→ The task: The answer should be a number alone: the count of lines in the listing below that include "onto".

→ Information supplied:
"""

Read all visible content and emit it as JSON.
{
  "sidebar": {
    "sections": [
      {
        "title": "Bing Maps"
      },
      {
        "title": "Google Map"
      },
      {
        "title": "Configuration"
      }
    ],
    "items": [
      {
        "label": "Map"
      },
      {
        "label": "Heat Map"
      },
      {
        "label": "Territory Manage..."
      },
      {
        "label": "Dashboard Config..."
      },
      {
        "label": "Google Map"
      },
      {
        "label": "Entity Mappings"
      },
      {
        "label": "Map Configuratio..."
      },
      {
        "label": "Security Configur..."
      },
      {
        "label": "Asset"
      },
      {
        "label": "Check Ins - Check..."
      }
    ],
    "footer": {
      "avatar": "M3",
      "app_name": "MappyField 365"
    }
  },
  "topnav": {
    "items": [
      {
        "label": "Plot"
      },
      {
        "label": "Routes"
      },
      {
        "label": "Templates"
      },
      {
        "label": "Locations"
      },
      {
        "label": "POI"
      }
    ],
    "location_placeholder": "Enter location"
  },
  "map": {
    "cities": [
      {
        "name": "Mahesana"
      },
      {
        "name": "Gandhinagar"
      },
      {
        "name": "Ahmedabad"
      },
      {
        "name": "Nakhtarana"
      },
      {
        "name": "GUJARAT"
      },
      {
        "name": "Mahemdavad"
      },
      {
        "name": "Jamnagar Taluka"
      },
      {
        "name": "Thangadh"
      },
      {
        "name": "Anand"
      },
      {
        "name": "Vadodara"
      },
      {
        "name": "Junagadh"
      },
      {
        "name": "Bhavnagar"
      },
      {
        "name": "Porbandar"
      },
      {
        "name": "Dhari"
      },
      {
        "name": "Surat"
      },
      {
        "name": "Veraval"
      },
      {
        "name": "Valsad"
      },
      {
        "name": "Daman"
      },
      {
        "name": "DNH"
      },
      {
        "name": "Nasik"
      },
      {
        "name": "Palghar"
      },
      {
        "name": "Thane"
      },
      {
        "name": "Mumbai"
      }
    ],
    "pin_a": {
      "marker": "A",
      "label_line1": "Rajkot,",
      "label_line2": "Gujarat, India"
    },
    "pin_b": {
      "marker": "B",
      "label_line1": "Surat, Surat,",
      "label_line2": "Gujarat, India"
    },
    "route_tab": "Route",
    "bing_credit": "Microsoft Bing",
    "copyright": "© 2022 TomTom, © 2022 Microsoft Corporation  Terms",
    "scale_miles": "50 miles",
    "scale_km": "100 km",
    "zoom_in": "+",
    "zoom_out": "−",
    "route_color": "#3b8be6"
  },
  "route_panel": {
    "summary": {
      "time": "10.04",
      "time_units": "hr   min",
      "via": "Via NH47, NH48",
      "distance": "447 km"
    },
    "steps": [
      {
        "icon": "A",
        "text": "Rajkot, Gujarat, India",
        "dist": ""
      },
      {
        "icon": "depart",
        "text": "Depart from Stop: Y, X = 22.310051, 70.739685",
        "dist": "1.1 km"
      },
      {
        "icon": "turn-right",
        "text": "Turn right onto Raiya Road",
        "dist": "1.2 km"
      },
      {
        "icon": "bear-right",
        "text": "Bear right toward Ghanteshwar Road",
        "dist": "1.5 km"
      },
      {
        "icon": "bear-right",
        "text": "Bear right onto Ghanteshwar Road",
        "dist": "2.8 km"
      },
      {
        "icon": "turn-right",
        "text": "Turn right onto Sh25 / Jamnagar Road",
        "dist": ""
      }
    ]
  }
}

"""

→ Exercise result: 3